WHAT NEEDS TO BE DONE: Pictures aside, restate the records below exactly as written.

----

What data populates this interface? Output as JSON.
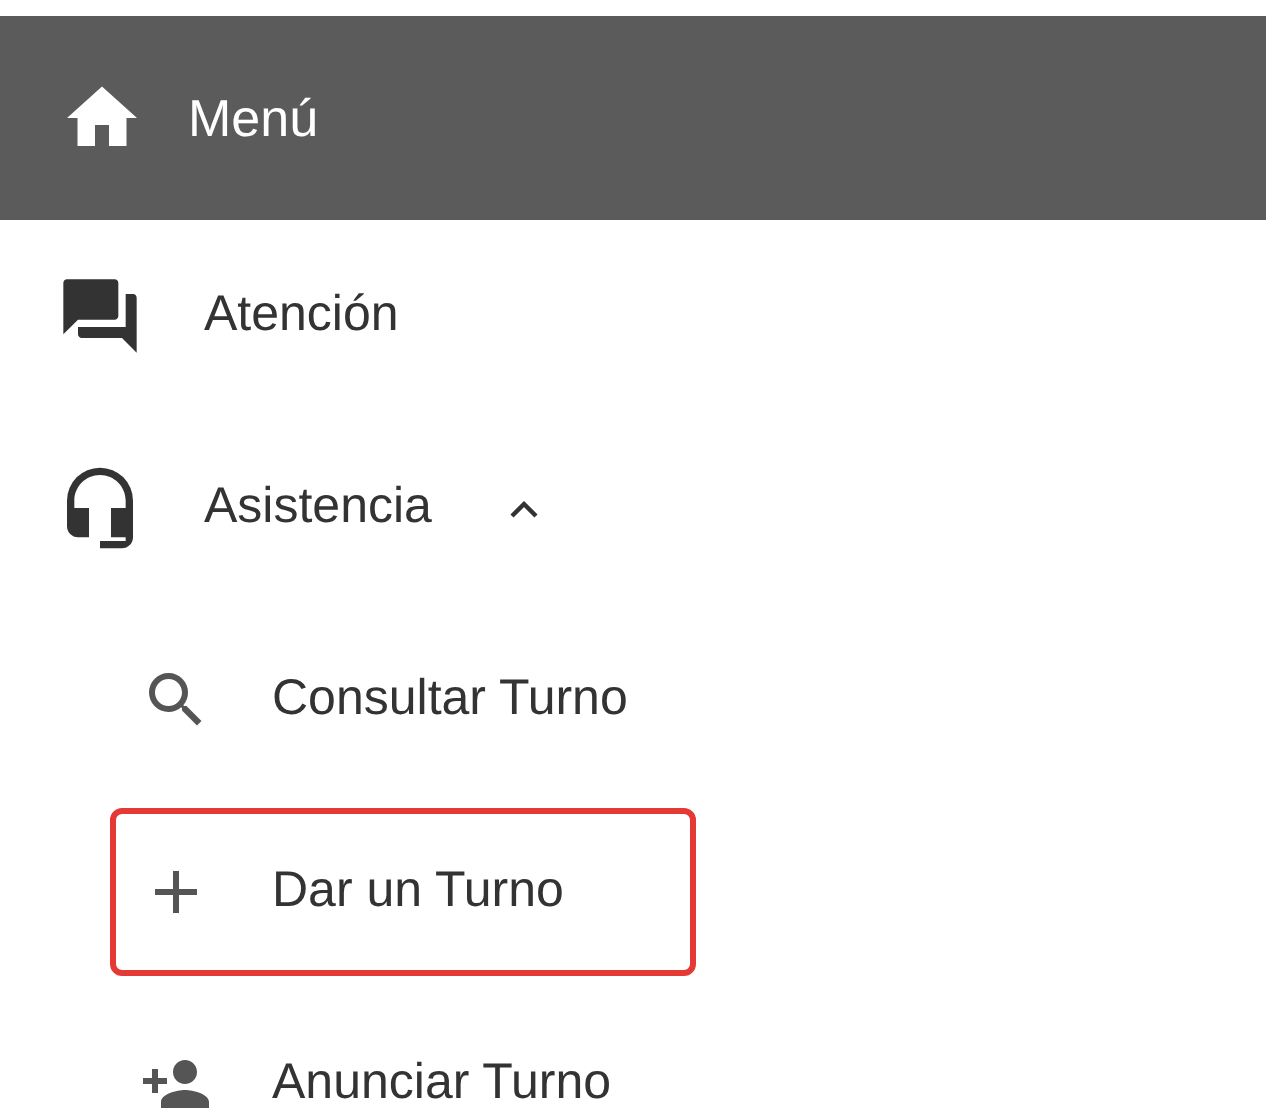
{
  "header": {
    "title": "Menú"
  },
  "items": [
    {
      "label": "Atención"
    },
    {
      "label": "Asistencia",
      "expanded": true,
      "children": [
        {
          "label": "Consultar Turno",
          "highlighted": false
        },
        {
          "label": "Dar un Turno",
          "highlighted": true
        },
        {
          "label": "Anunciar Turno",
          "highlighted": false
        }
      ]
    }
  ]
}
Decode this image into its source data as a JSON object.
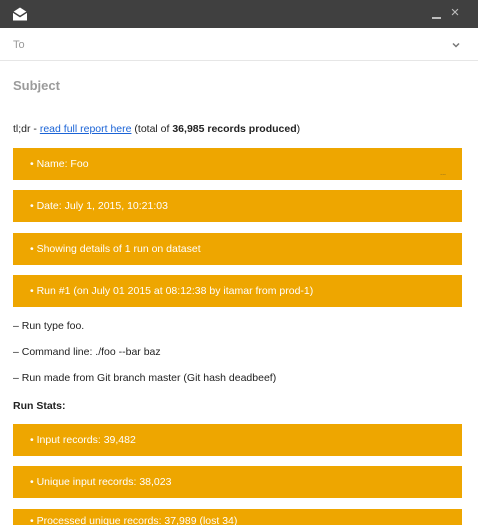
{
  "window": {
    "minimize_icon": "minimize-icon",
    "close_glyph": "×"
  },
  "to_field": {
    "label": "To"
  },
  "subject": {
    "placeholder": "Subject"
  },
  "summary": {
    "prefix": "tl;dr - ",
    "link_text": "read full report here",
    "middle": " (total of ",
    "count": "36,985 records produced",
    "suffix": ")"
  },
  "header_bars": [
    {
      "text": "• Name: Foo",
      "overflow": "..."
    },
    {
      "text": "• Date: July 1, 2015, 10:21:03"
    },
    {
      "text": "• Showing details of 1 run on dataset"
    },
    {
      "text": "• Run #1 (on July 01 2015 at 08:12:38 by itamar from prod-1)"
    }
  ],
  "run_lines": [
    "– Run type foo.",
    "– Command line: ./foo --bar baz",
    "– Run made from Git branch master (Git hash deadbeef)"
  ],
  "stats_heading": "Run Stats:",
  "stat_bars": [
    {
      "text": "• Input records: 39,482"
    },
    {
      "text": "• Unique input records: 38,023"
    },
    {
      "text": "• Processed unique records: 37,989 (lost 34)"
    }
  ],
  "colors": {
    "accent_bar": "#eea600",
    "titlebar": "#404040",
    "link": "#1a63d6"
  }
}
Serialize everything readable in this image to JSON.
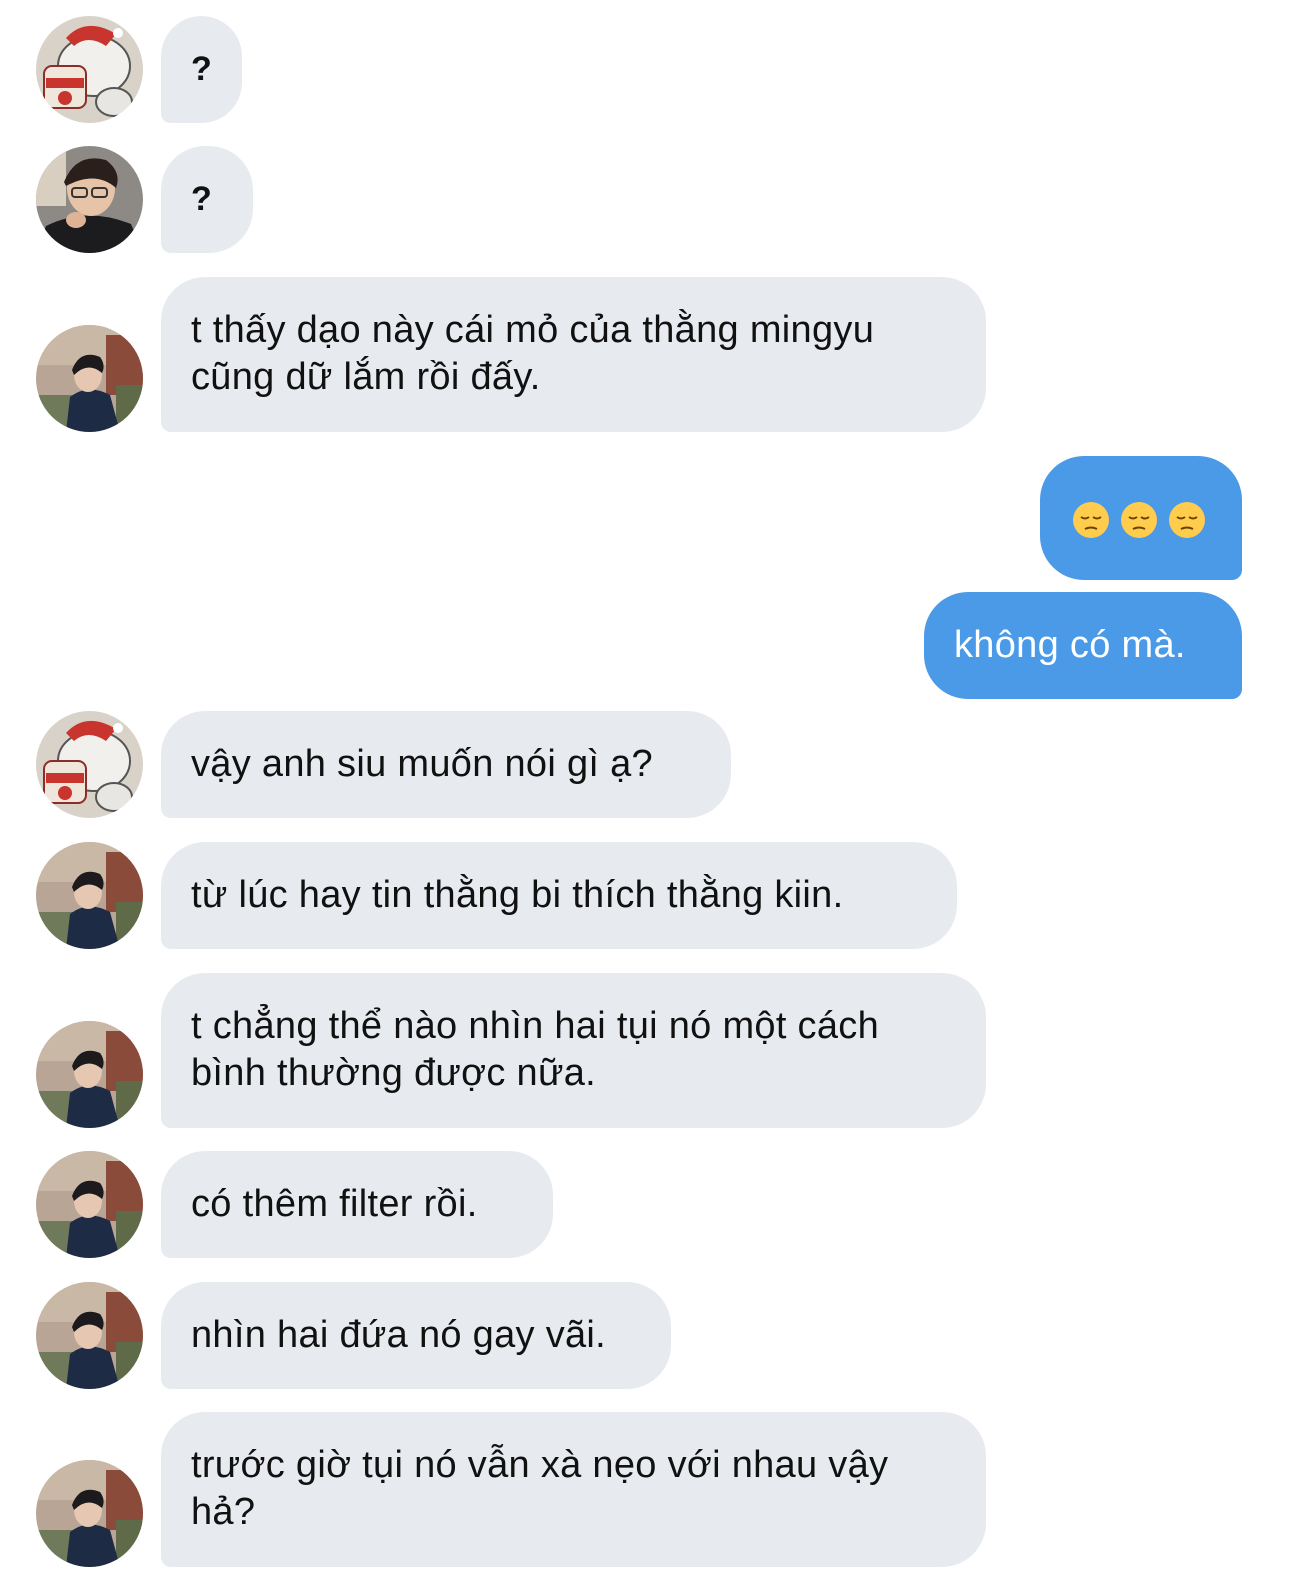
{
  "messages": [
    {
      "sender": "bear",
      "text": "?"
    },
    {
      "sender": "glasses",
      "text": "?"
    },
    {
      "sender": "street",
      "text": "t thấy dạo này cái mỏ của thằng mingyu cũng dữ lắm rồi đấy."
    },
    {
      "sender": "me",
      "text": "",
      "emoji": [
        "pensive-face",
        "pensive-face",
        "pensive-face"
      ]
    },
    {
      "sender": "me",
      "text": "không có mà."
    },
    {
      "sender": "bear",
      "text": "vậy anh siu muốn nói gì ạ?"
    },
    {
      "sender": "street",
      "text": "từ lúc hay tin thằng bi thích thằng kiin."
    },
    {
      "sender": "street",
      "text": "t chẳng thể nào nhìn hai tụi nó một cách bình thường được nữa."
    },
    {
      "sender": "street",
      "text": "có thêm filter rồi."
    },
    {
      "sender": "street",
      "text": "nhìn hai đứa nó gay vãi."
    },
    {
      "sender": "street",
      "text": "trước giờ tụi nó vẫn xà nẹo với nhau vậy hả?"
    }
  ],
  "colors": {
    "incoming_bubble": "#e7ebf0",
    "outgoing_bubble": "#4a9ae8",
    "incoming_text": "#111111",
    "outgoing_text": "#ffffff"
  }
}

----

SOLVED PROBLEM:
What data populates this interface? Output as JSON.
{
  "header": {
    "title": "Menú"
  },
  "items": [
    {
      "label": "Atención"
    },
    {
      "label": "Asistencia",
      "expanded": true,
      "children": [
        {
          "label": "Consultar Turno",
          "highlighted": false
        },
        {
          "label": "Dar un Turno",
          "highlighted": true
        },
        {
          "label": "Anunciar Turno",
          "highlighted": false
        }
      ]
    }
  ]
}
Decode this image into its source data as a JSON object.
{
  "window": {
    "minimize_icon": "minimize-icon",
    "close_glyph": "×"
  },
  "to_field": {
    "label": "To"
  },
  "subject": {
    "placeholder": "Subject"
  },
  "summary": {
    "prefix": "tl;dr - ",
    "link_text": "read full report here",
    "middle": " (total of ",
    "count": "36,985 records produced",
    "suffix": ")"
  },
  "header_bars": [
    {
      "text": "• Name: Foo",
      "overflow": "..."
    },
    {
      "text": "• Date: July 1, 2015, 10:21:03"
    },
    {
      "text": "• Showing details of 1 run on dataset"
    },
    {
      "text": "• Run #1 (on July 01 2015 at 08:12:38 by itamar from prod-1)"
    }
  ],
  "run_lines": [
    "– Run type foo.",
    "– Command line: ./foo --bar baz",
    "– Run made from Git branch master (Git hash deadbeef)"
  ],
  "stats_heading": "Run Stats:",
  "stat_bars": [
    {
      "text": "• Input records: 39,482"
    },
    {
      "text": "• Unique input records: 38,023"
    },
    {
      "text": "• Processed unique records: 37,989 (lost 34)"
    }
  ],
  "colors": {
    "accent_bar": "#eea600",
    "titlebar": "#404040",
    "link": "#1a63d6"
  }
}
Serialize everything readable in this image to JSON.
{
  "messages": [
    {
      "sender": "bear",
      "text": "?"
    },
    {
      "sender": "glasses",
      "text": "?"
    },
    {
      "sender": "street",
      "text": "t thấy dạo này cái mỏ của thằng mingyu cũng dữ lắm rồi đấy."
    },
    {
      "sender": "me",
      "text": "",
      "emoji": [
        "pensive-face",
        "pensive-face",
        "pensive-face"
      ]
    },
    {
      "sender": "me",
      "text": "không có mà."
    },
    {
      "sender": "bear",
      "text": "vậy anh siu muốn nói gì ạ?"
    },
    {
      "sender": "street",
      "text": "từ lúc hay tin thằng bi thích thằng kiin."
    },
    {
      "sender": "street",
      "text": "t chẳng thể nào nhìn hai tụi nó một cách bình thường được nữa."
    },
    {
      "sender": "street",
      "text": "có thêm filter rồi."
    },
    {
      "sender": "street",
      "text": "nhìn hai đứa nó gay vãi."
    },
    {
      "sender": "street",
      "text": "trước giờ tụi nó vẫn xà nẹo với nhau vậy hả?"
    }
  ],
  "colors": {
    "incoming_bubble": "#e7ebf0",
    "outgoing_bubble": "#4a9ae8",
    "incoming_text": "#111111",
    "outgoing_text": "#ffffff"
  }
}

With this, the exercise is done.